Khat is rarely grown from seed in its native habitat because, as with most commercially grown drug plants, much effort has been made to develop higher quality strains. That being said, seeds are often the only method of propagation available to people living in restrictive areas.
Khat is relatively easy to grow in sub-tropical or tropical regions of the world. It is easy to grow in greenhouse conditions in temperate regions as long as the low temperature to which is is exposed remains above freezing. It is happiest at 80-90 degrees (f) or 28-32 degrees (C) but will survive and often even thrive at lower temperatures.
Germination is simple. Plant the seeds near the surface of any well-drained soil and keep them moist. In 1-2 weeks, they should begin growth. During the first year, they grow slowly, reaching only a foot or so in height. After the first year, they grow rapidly to large bush or small tree size and are ready for harvesting in 3-4 years. Pruning tips helps increase leaf and stem production. After the first year, these plants are heavy feeders and require frequent fertilization to maintain their rapid growth.
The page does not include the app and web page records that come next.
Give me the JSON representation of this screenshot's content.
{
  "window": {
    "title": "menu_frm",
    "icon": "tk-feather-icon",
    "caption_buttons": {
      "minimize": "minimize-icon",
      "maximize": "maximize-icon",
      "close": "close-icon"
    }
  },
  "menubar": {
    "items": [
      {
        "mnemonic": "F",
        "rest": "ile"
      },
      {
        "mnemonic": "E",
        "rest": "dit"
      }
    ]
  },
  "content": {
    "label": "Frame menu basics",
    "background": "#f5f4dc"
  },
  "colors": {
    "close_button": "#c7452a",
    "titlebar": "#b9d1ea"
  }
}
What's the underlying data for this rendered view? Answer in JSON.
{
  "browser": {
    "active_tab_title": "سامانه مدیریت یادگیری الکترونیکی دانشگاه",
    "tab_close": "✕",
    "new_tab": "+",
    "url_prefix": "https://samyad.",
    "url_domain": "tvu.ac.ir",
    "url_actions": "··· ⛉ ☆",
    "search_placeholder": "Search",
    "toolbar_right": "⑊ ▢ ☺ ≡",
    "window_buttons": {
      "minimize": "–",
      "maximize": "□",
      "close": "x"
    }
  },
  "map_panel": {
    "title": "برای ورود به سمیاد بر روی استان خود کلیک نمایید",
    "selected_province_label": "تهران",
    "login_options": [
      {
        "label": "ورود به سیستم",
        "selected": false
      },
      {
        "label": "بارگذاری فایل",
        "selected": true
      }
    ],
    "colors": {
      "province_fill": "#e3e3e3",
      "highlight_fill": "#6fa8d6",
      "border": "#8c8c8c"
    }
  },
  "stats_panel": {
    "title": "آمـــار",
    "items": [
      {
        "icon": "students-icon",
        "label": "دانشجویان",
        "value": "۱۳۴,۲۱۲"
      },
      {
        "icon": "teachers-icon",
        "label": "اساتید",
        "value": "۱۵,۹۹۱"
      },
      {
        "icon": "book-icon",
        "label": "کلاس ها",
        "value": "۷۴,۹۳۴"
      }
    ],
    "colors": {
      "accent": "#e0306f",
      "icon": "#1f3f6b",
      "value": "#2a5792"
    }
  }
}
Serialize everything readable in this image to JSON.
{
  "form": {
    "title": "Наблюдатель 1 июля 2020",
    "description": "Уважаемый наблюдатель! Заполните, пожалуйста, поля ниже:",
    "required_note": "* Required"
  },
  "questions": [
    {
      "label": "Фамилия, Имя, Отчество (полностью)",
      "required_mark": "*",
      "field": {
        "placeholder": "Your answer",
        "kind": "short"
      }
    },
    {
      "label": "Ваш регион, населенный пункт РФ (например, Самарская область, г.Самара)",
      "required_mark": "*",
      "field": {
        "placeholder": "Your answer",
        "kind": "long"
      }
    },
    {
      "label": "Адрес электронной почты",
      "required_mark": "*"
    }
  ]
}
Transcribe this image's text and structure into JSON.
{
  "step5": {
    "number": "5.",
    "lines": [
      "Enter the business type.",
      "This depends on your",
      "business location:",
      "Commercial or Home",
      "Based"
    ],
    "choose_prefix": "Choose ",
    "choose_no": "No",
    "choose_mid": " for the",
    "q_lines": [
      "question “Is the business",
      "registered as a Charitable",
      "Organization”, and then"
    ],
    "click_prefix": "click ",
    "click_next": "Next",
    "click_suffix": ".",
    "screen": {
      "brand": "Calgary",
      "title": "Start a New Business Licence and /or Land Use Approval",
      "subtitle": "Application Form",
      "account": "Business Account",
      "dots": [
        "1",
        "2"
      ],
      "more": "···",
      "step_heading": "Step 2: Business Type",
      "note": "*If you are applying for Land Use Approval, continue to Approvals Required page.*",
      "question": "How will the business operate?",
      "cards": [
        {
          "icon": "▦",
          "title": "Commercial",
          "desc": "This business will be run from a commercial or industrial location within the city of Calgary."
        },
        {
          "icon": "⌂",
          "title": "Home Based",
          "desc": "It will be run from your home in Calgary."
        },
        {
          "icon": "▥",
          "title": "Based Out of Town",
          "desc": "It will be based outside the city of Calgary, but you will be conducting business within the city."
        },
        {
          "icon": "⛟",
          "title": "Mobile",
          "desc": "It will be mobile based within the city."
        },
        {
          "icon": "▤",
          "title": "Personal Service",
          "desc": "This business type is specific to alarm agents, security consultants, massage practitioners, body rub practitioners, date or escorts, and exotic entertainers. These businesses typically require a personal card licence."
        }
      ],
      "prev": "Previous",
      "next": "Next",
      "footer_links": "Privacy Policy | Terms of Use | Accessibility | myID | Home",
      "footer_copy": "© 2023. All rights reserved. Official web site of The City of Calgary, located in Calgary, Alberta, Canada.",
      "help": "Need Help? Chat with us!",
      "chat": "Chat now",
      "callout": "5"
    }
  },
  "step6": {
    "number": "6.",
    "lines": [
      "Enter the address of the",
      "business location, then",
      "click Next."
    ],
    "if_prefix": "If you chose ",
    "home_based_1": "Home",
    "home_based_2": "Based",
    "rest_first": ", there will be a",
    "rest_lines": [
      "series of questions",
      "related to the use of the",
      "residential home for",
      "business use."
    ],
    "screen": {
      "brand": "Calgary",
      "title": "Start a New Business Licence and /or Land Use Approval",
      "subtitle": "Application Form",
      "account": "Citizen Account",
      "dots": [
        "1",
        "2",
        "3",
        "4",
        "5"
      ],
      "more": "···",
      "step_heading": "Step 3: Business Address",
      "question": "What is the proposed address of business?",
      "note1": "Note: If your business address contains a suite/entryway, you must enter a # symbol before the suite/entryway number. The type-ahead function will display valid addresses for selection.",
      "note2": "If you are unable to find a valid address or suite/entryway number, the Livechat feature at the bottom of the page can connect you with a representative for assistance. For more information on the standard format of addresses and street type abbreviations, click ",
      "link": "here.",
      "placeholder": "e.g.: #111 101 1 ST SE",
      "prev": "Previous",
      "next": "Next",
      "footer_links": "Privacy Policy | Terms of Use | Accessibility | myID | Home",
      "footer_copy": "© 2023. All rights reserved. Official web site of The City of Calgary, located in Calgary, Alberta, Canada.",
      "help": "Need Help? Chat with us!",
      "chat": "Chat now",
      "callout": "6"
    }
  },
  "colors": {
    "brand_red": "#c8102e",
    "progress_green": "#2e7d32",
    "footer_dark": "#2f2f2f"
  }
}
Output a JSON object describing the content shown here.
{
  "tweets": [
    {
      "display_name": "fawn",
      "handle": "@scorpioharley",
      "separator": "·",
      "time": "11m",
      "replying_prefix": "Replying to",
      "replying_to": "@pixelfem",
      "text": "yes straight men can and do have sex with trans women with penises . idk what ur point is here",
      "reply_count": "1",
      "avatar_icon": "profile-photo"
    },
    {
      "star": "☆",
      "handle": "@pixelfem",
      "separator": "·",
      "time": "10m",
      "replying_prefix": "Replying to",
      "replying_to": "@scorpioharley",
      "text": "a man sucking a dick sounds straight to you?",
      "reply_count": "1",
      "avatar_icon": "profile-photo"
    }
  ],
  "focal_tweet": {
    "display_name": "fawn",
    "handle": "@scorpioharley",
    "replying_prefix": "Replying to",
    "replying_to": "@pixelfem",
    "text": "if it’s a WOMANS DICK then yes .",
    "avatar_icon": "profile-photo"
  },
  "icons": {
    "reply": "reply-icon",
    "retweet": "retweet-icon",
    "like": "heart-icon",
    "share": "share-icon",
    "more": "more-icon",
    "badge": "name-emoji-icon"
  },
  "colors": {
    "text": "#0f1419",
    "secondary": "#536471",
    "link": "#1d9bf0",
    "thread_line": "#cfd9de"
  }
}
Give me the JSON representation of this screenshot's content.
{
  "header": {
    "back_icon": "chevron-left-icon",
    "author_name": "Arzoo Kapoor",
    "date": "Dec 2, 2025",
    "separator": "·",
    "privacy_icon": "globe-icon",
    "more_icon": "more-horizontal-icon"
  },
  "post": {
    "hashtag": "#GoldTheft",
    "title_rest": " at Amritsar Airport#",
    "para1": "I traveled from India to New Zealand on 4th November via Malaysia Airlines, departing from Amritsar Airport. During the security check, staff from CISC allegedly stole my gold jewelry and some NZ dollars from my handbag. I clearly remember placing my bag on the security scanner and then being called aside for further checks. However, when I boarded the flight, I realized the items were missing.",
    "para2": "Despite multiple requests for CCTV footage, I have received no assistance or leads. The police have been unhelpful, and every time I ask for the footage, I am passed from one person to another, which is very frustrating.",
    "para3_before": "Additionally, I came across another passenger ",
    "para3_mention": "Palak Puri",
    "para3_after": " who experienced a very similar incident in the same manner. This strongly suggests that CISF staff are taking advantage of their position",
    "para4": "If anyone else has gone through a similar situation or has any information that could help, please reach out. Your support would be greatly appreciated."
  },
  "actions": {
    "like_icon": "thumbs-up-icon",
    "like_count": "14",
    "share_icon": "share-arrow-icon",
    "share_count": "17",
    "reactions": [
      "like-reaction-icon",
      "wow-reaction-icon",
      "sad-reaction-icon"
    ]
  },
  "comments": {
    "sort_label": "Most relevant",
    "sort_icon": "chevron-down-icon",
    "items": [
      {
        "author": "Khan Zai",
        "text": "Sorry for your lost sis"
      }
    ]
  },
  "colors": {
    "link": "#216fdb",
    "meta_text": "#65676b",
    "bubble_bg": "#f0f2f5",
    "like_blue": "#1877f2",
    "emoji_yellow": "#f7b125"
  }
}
Never let their soil dry completely.
Catha edulis will grow well in full sun or part shade. It’s ideal is 80 degrees (f) at about the 6000′ elevation in the tropics. This translates well to part shade, 80 degrees (f) at lower elevations.
Generally, the more red on the stems and veins of the leaves, the stronger the Khat is considered to be.
Khat, Catha Edulis plants in Mexico